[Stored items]
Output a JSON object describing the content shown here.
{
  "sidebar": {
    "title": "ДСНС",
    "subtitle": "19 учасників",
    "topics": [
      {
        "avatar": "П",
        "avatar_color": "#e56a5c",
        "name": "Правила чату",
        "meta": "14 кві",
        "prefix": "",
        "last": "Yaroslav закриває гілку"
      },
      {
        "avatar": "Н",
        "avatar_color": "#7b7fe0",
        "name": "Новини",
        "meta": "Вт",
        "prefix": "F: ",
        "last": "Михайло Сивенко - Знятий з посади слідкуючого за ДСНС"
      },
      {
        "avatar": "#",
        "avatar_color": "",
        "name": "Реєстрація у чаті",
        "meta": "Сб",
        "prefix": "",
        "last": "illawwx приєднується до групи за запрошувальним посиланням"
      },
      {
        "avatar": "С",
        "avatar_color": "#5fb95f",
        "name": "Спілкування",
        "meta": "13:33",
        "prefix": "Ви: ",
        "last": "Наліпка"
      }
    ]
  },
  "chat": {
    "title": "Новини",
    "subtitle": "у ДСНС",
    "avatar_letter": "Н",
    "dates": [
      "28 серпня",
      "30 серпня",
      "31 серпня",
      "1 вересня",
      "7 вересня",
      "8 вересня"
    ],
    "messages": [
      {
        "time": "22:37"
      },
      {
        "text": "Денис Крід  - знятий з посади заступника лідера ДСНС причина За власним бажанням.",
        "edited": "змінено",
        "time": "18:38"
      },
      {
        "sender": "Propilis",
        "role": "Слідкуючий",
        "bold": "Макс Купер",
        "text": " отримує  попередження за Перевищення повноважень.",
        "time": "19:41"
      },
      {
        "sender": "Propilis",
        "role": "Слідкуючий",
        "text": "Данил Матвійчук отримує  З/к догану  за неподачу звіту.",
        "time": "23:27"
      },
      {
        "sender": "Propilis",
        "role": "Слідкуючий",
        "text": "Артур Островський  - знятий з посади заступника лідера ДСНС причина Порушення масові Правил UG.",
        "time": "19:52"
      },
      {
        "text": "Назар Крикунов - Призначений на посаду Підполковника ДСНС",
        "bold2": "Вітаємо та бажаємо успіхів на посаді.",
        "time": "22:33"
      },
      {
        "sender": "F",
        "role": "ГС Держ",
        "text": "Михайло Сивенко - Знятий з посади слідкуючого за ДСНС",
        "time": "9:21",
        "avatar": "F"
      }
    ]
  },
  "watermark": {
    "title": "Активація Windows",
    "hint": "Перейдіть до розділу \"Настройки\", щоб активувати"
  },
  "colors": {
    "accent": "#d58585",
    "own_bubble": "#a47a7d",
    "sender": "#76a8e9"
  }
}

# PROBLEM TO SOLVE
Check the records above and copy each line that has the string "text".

# RESPONSE TO THE EXERCISE
        "text": "Денис Крід  - знятий з посади заступника лідера ДСНС причина За власним бажанням.",
        "text": " отримує  попередження за Перевищення повноважень.",
        "text": "Данил Матвійчук отримує  З/к догану  за неподачу звіту.",
        "text": "Артур Островський  - знятий з посади заступника лідера ДСНС причина Порушення масові Правил UG.",
        "text": "Назар Крикунов - Призначений на посаду Підполковника ДСНС",
        "text": "Михайло Сивенко - Знятий з посади слідкуючого за ДСНС",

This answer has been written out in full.